Histamine-producing gut bacteria can trigger chronic abdomin
Researchers examined stool microbiota samples from both Canadian and American patient cohorts. They followed up with these patients for several months and found high levels of stool histamine at the time when the patients reported severe pain, and low stool histamine when they were pain-free. The study found that the bacterium Klebsiella aerogenes converts dietary histidine, an essential amino acid present in animal and plant protein, into histamine, a known mediator of pain. The bacterial histamine then activates the gut immune system through the histamine-4 receptor, which draws immune mast cells into the intestines. These activated mast cells produce even more histamine and other pain-signaling mediators, triggering inflammation and pain.
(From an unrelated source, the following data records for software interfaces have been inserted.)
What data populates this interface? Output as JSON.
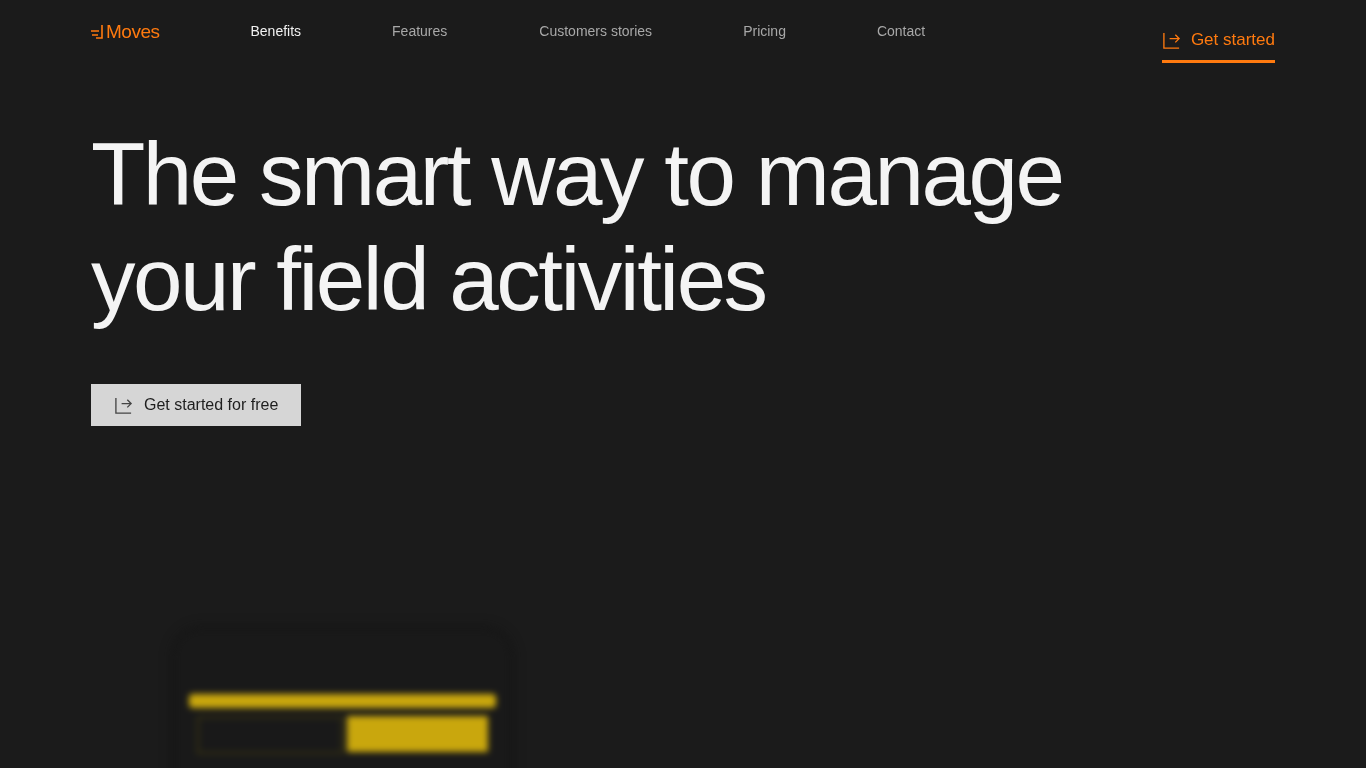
{
  "logo": "Moves",
  "nav": [
    {
      "label": "Benefits",
      "selected": true
    },
    {
      "label": "Features",
      "selected": false
    },
    {
      "label": "Customers stories",
      "selected": false
    },
    {
      "label": "Pricing",
      "selected": false
    },
    {
      "label": "Contact",
      "selected": false
    }
  ],
  "header_cta": "Get started",
  "headline": [
    "The smart way to manage",
    "your field activities"
  ],
  "hero_cta": "Get started for free"
}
Source: https://www.science.org/doi/10.1126/scitranslmed.abj1895